The champ responded in his usual style, attempting to be “the bigger man” and not get swept into a trash-talk game. He did say that he has nothing to prove by fighting a guy like Davis. Still, Davis is ranked in the top five in the division. If he can defeat Anthony “Rumble” Johnson, Davis could find himself in line for a title shot.

Considering that it’s a near universal assumption that Jones will top Teixeira at UFC 172, and assuming Davis makes it past Rumble, how would Davis match up with the UFC champion?

Just like every MMA fight, we’ll start this off with both guys on the feet. Jones has become a master at using his length to control the distance in nearly all of his UFC title defenses. Davis is a lanky fighter despite standing only 6-foot-2, but he would suffer the same reach/height disadvantage that most of Jones’ opponents face. Jones’ striking isn’t innovative at its core. He uses an array of kicks to control the distance and deploys razor sharp elbows once the fight gets to close quarters. Yes, Jones is capable of spectacular showings of technique, but his style, at its base, revolves around using basic techniques to keep opponents at a distance.

Davis has increased his striking skills since entering the UFC, but they’re not at a level that could combat Jones. Davis has gotten better at mixing up kicks with his punches, but he has yet to prove that he can hold his own against Jones. Davis doesn’t have the dangerous one-punch knockout power of other opponents that have faced Jones, and that would be a major hindrance if he decided to stand and bang with the UFC champ.

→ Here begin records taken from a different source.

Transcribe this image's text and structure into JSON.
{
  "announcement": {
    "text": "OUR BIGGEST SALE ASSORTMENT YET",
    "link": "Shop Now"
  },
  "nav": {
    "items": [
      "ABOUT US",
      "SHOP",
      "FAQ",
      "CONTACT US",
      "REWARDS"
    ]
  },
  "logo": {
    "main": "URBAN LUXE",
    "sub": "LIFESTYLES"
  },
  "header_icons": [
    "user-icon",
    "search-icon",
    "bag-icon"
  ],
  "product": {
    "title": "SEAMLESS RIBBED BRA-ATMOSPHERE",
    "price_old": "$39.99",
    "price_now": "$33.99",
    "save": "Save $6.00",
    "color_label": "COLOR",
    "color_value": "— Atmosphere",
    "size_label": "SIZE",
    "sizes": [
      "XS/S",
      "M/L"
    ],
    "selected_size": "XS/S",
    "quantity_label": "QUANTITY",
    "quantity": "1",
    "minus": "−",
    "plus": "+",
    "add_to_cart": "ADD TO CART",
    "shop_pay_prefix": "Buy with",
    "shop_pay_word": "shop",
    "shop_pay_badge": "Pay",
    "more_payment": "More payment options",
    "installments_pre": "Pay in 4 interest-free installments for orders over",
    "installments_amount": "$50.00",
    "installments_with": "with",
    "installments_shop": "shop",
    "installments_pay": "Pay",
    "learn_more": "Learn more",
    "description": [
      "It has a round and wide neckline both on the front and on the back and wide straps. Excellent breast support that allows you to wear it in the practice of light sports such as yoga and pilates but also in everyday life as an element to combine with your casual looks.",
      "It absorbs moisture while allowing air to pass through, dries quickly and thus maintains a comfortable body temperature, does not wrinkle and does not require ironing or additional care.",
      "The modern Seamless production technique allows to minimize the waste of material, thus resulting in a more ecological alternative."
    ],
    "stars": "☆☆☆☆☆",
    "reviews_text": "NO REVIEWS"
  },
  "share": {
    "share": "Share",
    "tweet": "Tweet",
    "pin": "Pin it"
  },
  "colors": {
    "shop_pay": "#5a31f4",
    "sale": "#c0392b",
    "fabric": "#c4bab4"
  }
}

Davis’s main strength isn’t his striking, though. It’s his wrestling. He’s a former NCAA Division I wrestling champ and competed at Penn State, one of the best schools in the country for wrestling. Davis has also incorporated some slick submission skills to his repertoire. Who could forget his kimura finish of Tim Boetsch at UFC 123?

If Davis were to look at an area where he would have the greatest advantage, it would be in putting the champion on his back. We’ve seen signs that Jones is susceptible to submission attempts, and Jones himself has even admitted that it’s his weakness.

Of course, getting the champion down is an entirely different task in itself. The only person we’ve seen have success at putting Jones on his back was Gustafsson. But you could easily attribute that to Jones not expecting takedown attempts out of the striking-based Swede. The champ is great at using his opponent’s leverage against them and using trips to secure takedowns. Davis would have to bring a lot more to the table than a power double-leg if he were to face Jones.

On paper, at least, a Davis-Jones showdown would place “Mr. Wonderful” as a pretty big underdog. Davis hasn’t won in impressive fashion since his finish against Wagner Prado at UFC 153, and his lack of finishes wouldn’t sit well with oddsmakers. However, although Davis doesn’t have the one-punch knockout power to threaten Jones on the feet, he does have the submission skills to coax a tapout on the mat. Yet, with Gustafsson next in line and the winner of the fight between Daniel Cormier and Dan Henderson promised a title shot, Davis has plenty of time to improve his game to dethrone the champ.

In the meantime, he’ll continue to talk his way towards a title shot.

About The Author

Kyle Symes
Staff Writer

Kyle is a recent graduate of Aurora University, where he obtained a Bachelor's in Communications. Kyle resides in Illinois, just outside of Chicago. He played baseball and football in both high school and college, but is now focusing on an amateur MMA career.